**WHAT THIS TASK INVOLVES**.
The word "landlord" occurs in some lines of the data. Return each such line.

**PROVIDED INFORMATION**.

********

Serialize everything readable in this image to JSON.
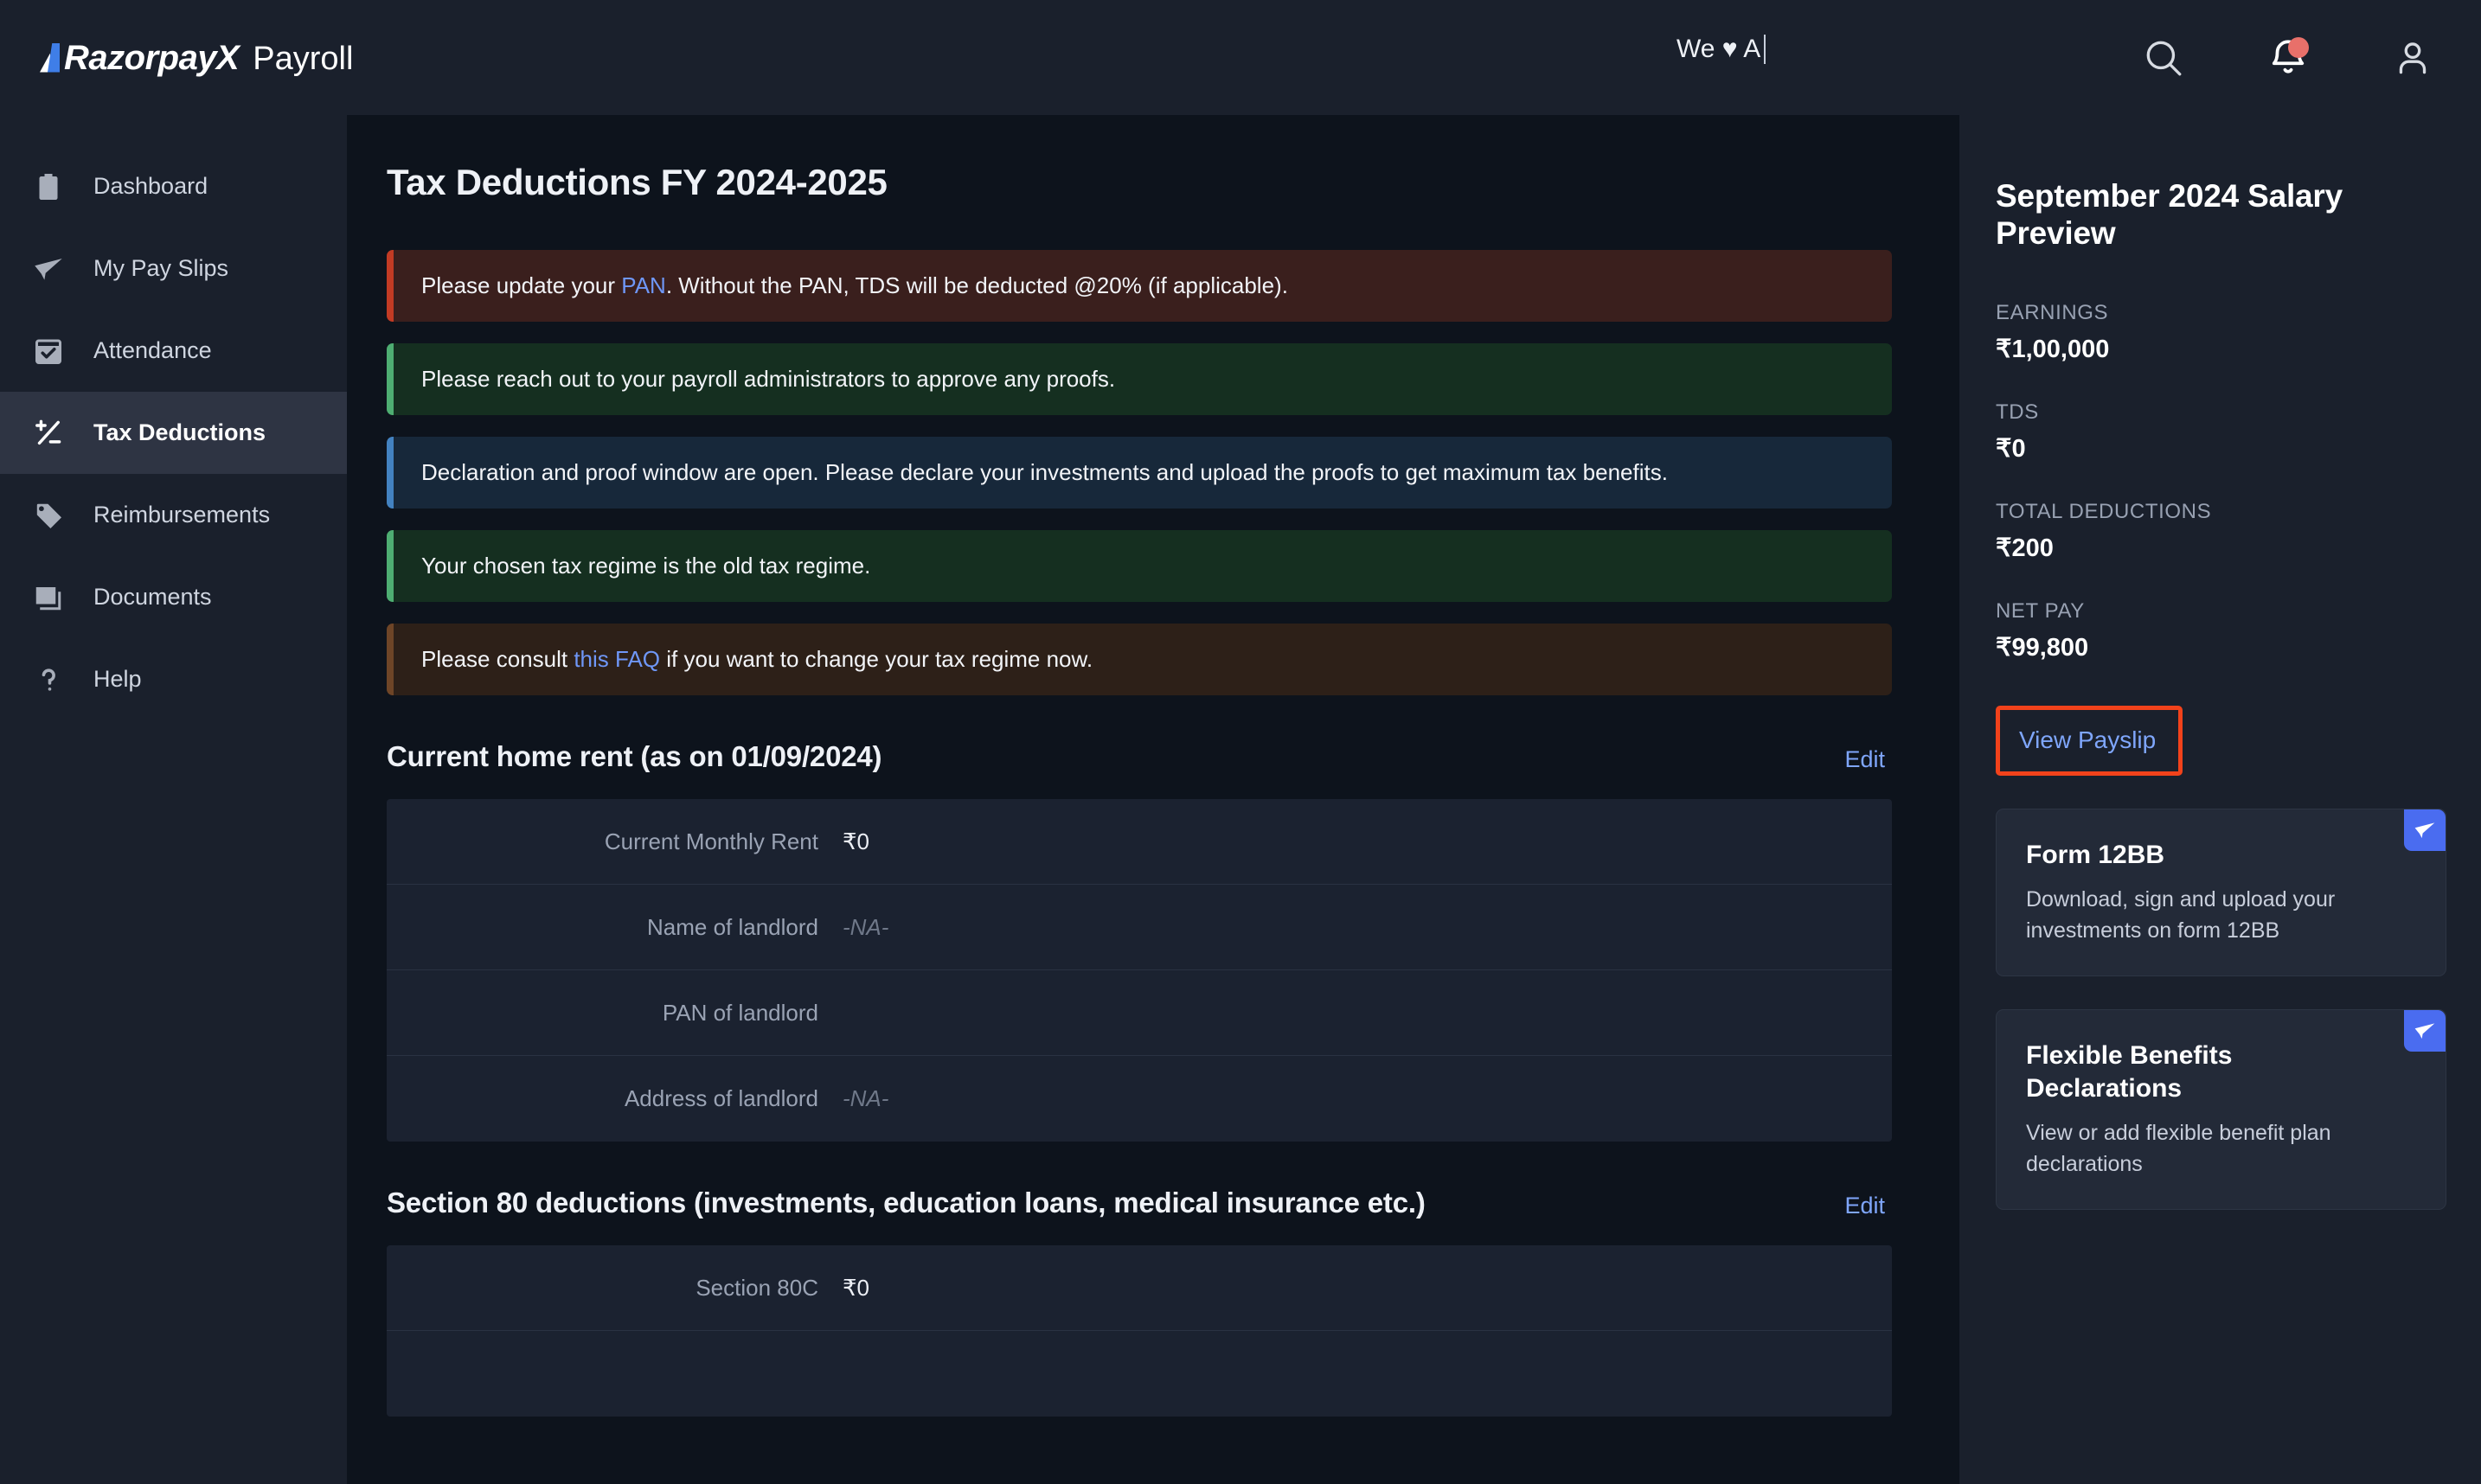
{
  "header": {
    "brand_name": "RazorpayX",
    "brand_suffix": "Payroll",
    "center_text": "We ♥ A",
    "search_icon": "search-icon",
    "bell_icon": "notification-bell-icon",
    "account_icon": "user-account-icon"
  },
  "sidebar": {
    "items": [
      {
        "label": "Dashboard",
        "icon": "clipboard-icon",
        "active": false
      },
      {
        "label": "My Pay Slips",
        "icon": "paper-plane-icon",
        "active": false
      },
      {
        "label": "Attendance",
        "icon": "calendar-check-icon",
        "active": false
      },
      {
        "label": "Tax Deductions",
        "icon": "plus-minus-icon",
        "active": true
      },
      {
        "label": "Reimbursements",
        "icon": "tag-icon",
        "active": false
      },
      {
        "label": "Documents",
        "icon": "documents-icon",
        "active": false
      },
      {
        "label": "Help",
        "icon": "question-mark-icon",
        "active": false
      }
    ]
  },
  "main": {
    "page_title": "Tax Deductions FY 2024-2025",
    "alerts": [
      {
        "type": "red",
        "pre": "Please update your ",
        "link": "PAN",
        "post": ". Without the PAN, TDS will be deducted @20% (if applicable)."
      },
      {
        "type": "green",
        "pre": "Please reach out to your payroll administrators to approve any proofs.",
        "link": "",
        "post": ""
      },
      {
        "type": "blue",
        "pre": "Declaration and proof window are open. Please declare your investments and upload the proofs to get maximum tax benefits.",
        "link": "",
        "post": ""
      },
      {
        "type": "green",
        "pre": "Your chosen tax regime is the old tax regime.",
        "link": "",
        "post": ""
      },
      {
        "type": "brown",
        "pre": "Please consult ",
        "link": "this FAQ",
        "post": " if you want to change your tax regime now."
      }
    ],
    "rent_section": {
      "title": "Current home rent (as on 01/09/2024)",
      "edit_label": "Edit",
      "rows": [
        {
          "label": "Current Monthly Rent",
          "value": "₹0",
          "style": "normal"
        },
        {
          "label": "Name of landlord",
          "value": "-NA-",
          "style": "na"
        },
        {
          "label": "PAN of landlord",
          "value": "",
          "style": "empty"
        },
        {
          "label": "Address of landlord",
          "value": "-NA-",
          "style": "na"
        }
      ]
    },
    "section80": {
      "title": "Section 80 deductions (investments, education loans, medical insurance etc.)",
      "edit_label": "Edit",
      "rows": [
        {
          "label": "Section 80C",
          "value": "₹0",
          "style": "normal"
        },
        {
          "label": "",
          "value": "",
          "style": "empty"
        }
      ]
    }
  },
  "right_panel": {
    "title": "September 2024 Salary Preview",
    "stats": [
      {
        "label": "EARNINGS",
        "value": "₹1,00,000"
      },
      {
        "label": "TDS",
        "value": "₹0"
      },
      {
        "label": "TOTAL DEDUCTIONS",
        "value": "₹200"
      },
      {
        "label": "NET PAY",
        "value": "₹99,800"
      }
    ],
    "payslip_link": "View Payslip",
    "highlight_color": "#f2421b",
    "cards": [
      {
        "title": "Form 12BB",
        "desc": "Download, sign and upload your investments on form 12BB",
        "badge_icon": "paper-plane-icon"
      },
      {
        "title": "Flexible Benefits Declarations",
        "desc": "View or add flexible benefit plan declarations",
        "badge_icon": "paper-plane-icon"
      }
    ]
  }
}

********

**SOLVED EXERCISE**.
          "label": "Name of landlord",
          "label": "PAN of landlord",
          "label": "Address of landlord",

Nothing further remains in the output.